The blossom’s almost done,
It falls without a sigh, my love,
Like mist dies in the sun.
The wind is blowing wild, my love,
It rattles the window pane,
It cries like a lost child, my love,
Her tears fall like the rain.
A child you’ll never know, my love,
For I could not make you stay,
You followed the high tide’s flow, my love,
And a ship took you away.
Our tears could fill the sea, my love,
Beneath this cruel sky,
For you’ll not come back to me, my love,
Though the tide is running high.
—"The running tide",
taking Christopher down with me,
Bitter and wild is the wind tonight,
tossing the tresses of the sea to white.
On such a night as this I lie at ease;

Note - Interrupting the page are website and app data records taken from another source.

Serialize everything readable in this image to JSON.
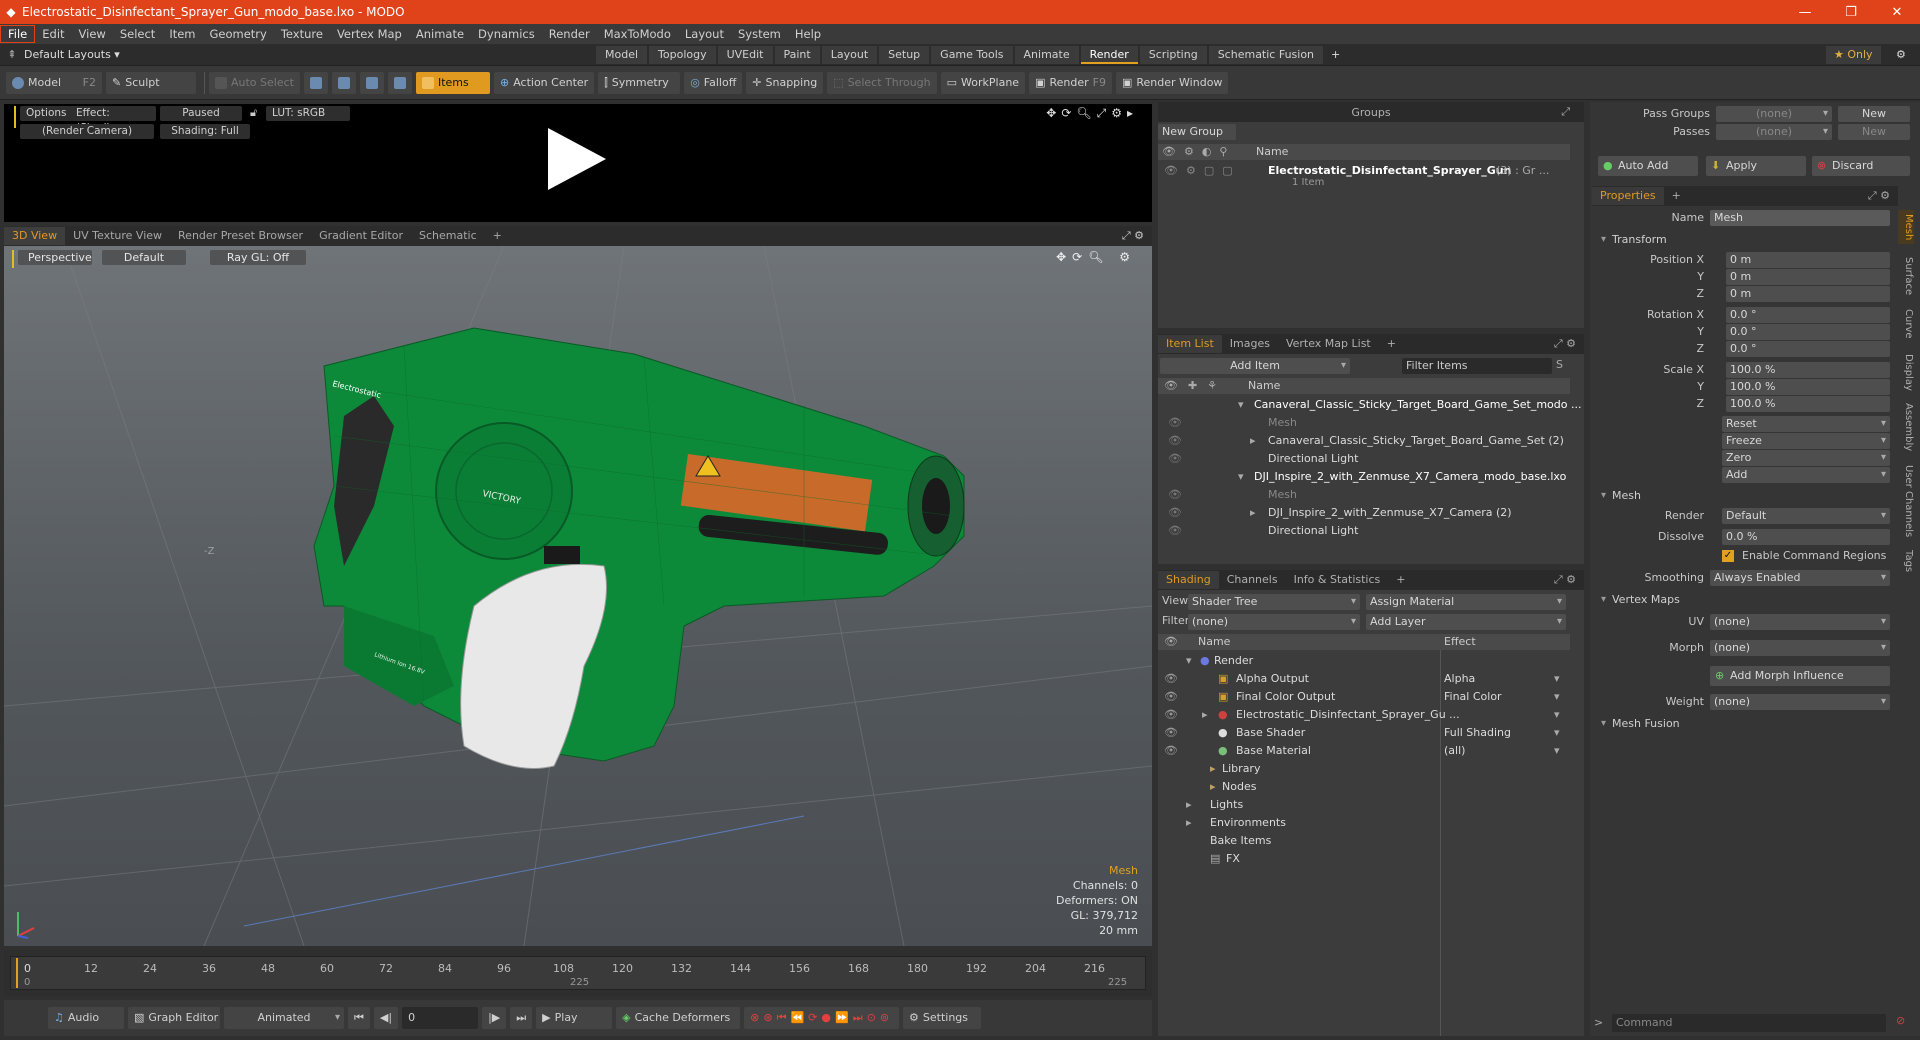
{
  "title": {
    "text": "Electrostatic_Disinfectant_Sprayer_Gun_modo_base.lxo - MODO",
    "controls": [
      "—",
      "❐",
      "✕"
    ]
  },
  "menu": [
    "File",
    "Edit",
    "View",
    "Select",
    "Item",
    "Geometry",
    "Texture",
    "Vertex Map",
    "Animate",
    "Dynamics",
    "Render",
    "MaxToModo",
    "Layout",
    "System",
    "Help"
  ],
  "layout": {
    "preset": "Default Layouts ▾",
    "tabs": [
      "Model",
      "Topology",
      "UVEdit",
      "Paint",
      "Layout",
      "Setup",
      "Game Tools",
      "Animate",
      "Render",
      "Scripting",
      "Schematic Fusion"
    ],
    "active": "Render",
    "plus": "+",
    "only": "★ Only"
  },
  "toolbar": {
    "model": "Model",
    "model_key": "F2",
    "sculpt": "Sculpt",
    "auto_select": "Auto Select",
    "items": "Items",
    "action_center": "Action Center",
    "symmetry": "Symmetry",
    "falloff": "Falloff",
    "snapping": "Snapping",
    "select_through": "Select Through",
    "workplane": "WorkPlane",
    "render": "Render",
    "render_key": "F9",
    "render_window": "Render Window"
  },
  "render_panel": {
    "options": "Options",
    "effect": "Effect: (Shadi...",
    "paused": "Paused",
    "lut": "LUT: sRGB",
    "camera": "(Render Camera)",
    "shading": "Shading: Full"
  },
  "viewport_tabs": [
    "3D View",
    "UV Texture View",
    "Render Preset Browser",
    "Gradient Editor",
    "Schematic",
    "+"
  ],
  "viewport": {
    "perspective": "Perspective",
    "default": "Default",
    "raygl": "Ray GL: Off",
    "axis_label": "-Z",
    "model_brand": "Electrostatic",
    "model_logo": "VICTORY",
    "model_battery": "Lithium Ion 16.8V",
    "info": [
      "Mesh",
      "Channels: 0",
      "Deformers: ON",
      "GL: 379,712",
      "20 mm"
    ]
  },
  "timeline": {
    "ticks": [
      "0",
      "12",
      "24",
      "36",
      "48",
      "60",
      "72",
      "84",
      "96",
      "108",
      "120",
      "132",
      "144",
      "156",
      "168",
      "180",
      "192",
      "204",
      "216"
    ],
    "start": "0",
    "mid": "225",
    "end": "225"
  },
  "bottom": {
    "audio": "Audio",
    "graph_editor": "Graph Editor",
    "animated": "Animated",
    "frame": "0",
    "play": "Play",
    "cache": "Cache Deformers",
    "settings": "Settings"
  },
  "groups": {
    "title": "Groups",
    "new_group": "New Group",
    "col_name": "Name",
    "item_name": "Electrostatic_Disinfectant_Sprayer_Gun",
    "item_count": "(3) : Gr ...",
    "item_sub": "1 Item"
  },
  "itemlist": {
    "tabs": [
      "Item List",
      "Images",
      "Vertex Map List",
      "+"
    ],
    "add_item": "Add Item",
    "filter": "Filter Items",
    "col_name": "Name",
    "rows": [
      "Canaveral_Classic_Sticky_Target_Board_Game_Set_modo ...",
      "Mesh",
      "Canaveral_Classic_Sticky_Target_Board_Game_Set (2)",
      "Directional Light",
      "DJI_Inspire_2_with_Zenmuse_X7_Camera_modo_base.lxo",
      "Mesh",
      "DJI_Inspire_2_with_Zenmuse_X7_Camera (2)",
      "Directional Light"
    ]
  },
  "shading": {
    "tabs": [
      "Shading",
      "Channels",
      "Info & Statistics",
      "+"
    ],
    "view_label": "View",
    "view_val": "Shader Tree",
    "assign": "Assign Material",
    "filter_label": "Filter",
    "filter_val": "(none)",
    "add_layer": "Add Layer",
    "col_name": "Name",
    "col_effect": "Effect",
    "rows": [
      {
        "n": "Render",
        "e": ""
      },
      {
        "n": "Alpha Output",
        "e": "Alpha"
      },
      {
        "n": "Final Color Output",
        "e": "Final Color"
      },
      {
        "n": "Electrostatic_Disinfectant_Sprayer_Gu ...",
        "e": ""
      },
      {
        "n": "Base Shader",
        "e": "Full Shading"
      },
      {
        "n": "Base Material",
        "e": "(all)"
      },
      {
        "n": "Library",
        "e": ""
      },
      {
        "n": "Nodes",
        "e": ""
      },
      {
        "n": "Lights",
        "e": ""
      },
      {
        "n": "Environments",
        "e": ""
      },
      {
        "n": "Bake Items",
        "e": ""
      },
      {
        "n": "FX",
        "e": ""
      }
    ]
  },
  "props": {
    "pass_groups": "Pass Groups",
    "passes": "Passes",
    "none": "(none)",
    "new": "New",
    "auto_add": "Auto Add",
    "apply": "Apply",
    "discard": "Discard",
    "tab": "Properties",
    "plus": "+",
    "name_label": "Name",
    "name_val": "Mesh",
    "transform": "Transform",
    "pos_label": "Position X",
    "rot_label": "Rotation X",
    "scale_label": "Scale X",
    "y": "Y",
    "z": "Z",
    "pos": [
      "0 m",
      "0 m",
      "0 m"
    ],
    "rot": [
      "0.0 °",
      "0.0 °",
      "0.0 °"
    ],
    "scale": [
      "100.0 %",
      "100.0 %",
      "100.0 %"
    ],
    "reset": "Reset",
    "freeze": "Freeze",
    "zero": "Zero",
    "add": "Add",
    "mesh": "Mesh",
    "render_label": "Render",
    "render_val": "Default",
    "dissolve_label": "Dissolve",
    "dissolve_val": "0.0 %",
    "enable_cmd": "Enable Command Regions",
    "smoothing_label": "Smoothing",
    "smoothing_val": "Always Enabled",
    "vertex_maps": "Vertex Maps",
    "uv_label": "UV",
    "morph_label": "Morph",
    "add_morph": "Add Morph Influence",
    "weight_label": "Weight",
    "mesh_fusion": "Mesh Fusion",
    "command": "Command",
    "side_tabs": [
      "Mesh",
      "Surface",
      "Curve",
      "Display",
      "Assembly",
      "User Channels",
      "Tags"
    ]
  }
}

fierce Northmen only course the quiet seas.
—Early Irish poem (unattributed)
night with eyes of water in the field asleep
is in your eyes, a horse that trembles,
is in your eyes of a secret water.
Eyes of shadow-water,
eyes of well-water,
eyes of dream-water.
Silence and solitude,
two little animals moon-led,
drink in your eyes,
drink in those waters.
If you open your eyes,
night opens, doors of musk,
the secret kingdom of the water opens
flowing from the center of night.
And if you close your eyes,
a river fills you from within,
flows forward, darkens you:
night brings its wetness to beaches in your soul.
—"Agua Nocturna (Water Night)",
Octavio Paz (translation: Muriel Rukeyser)
was older than the name of the rock, older than the language of humans. It rose out of rock like something sculpted by wind, shaped by storm. It was never silent. Sea frothed and boomed constantly around it. Gulls with their piercing voices cried tales passed down from bards who spoke the forgotten language of birds. Seals, lifting their faces out of the waves, told other tales to the wind. Wind answered, sometimes lightly, sometimes roaring out of the northern hinterlands like the sound of all the magic there, if it had one word to speak, and a voice to speak it with. Then the rock would sing in answer, its own voice too deep to be heard, a song that could be felt, running from stone into bone, and from there into the heart, to be transformed into the language of dreams, of poetry. Rook heard the rock sing again the first night he slept there. Later, out of stone, he made his first song.
—Song for the Basilisk,
Patricia A. McKillip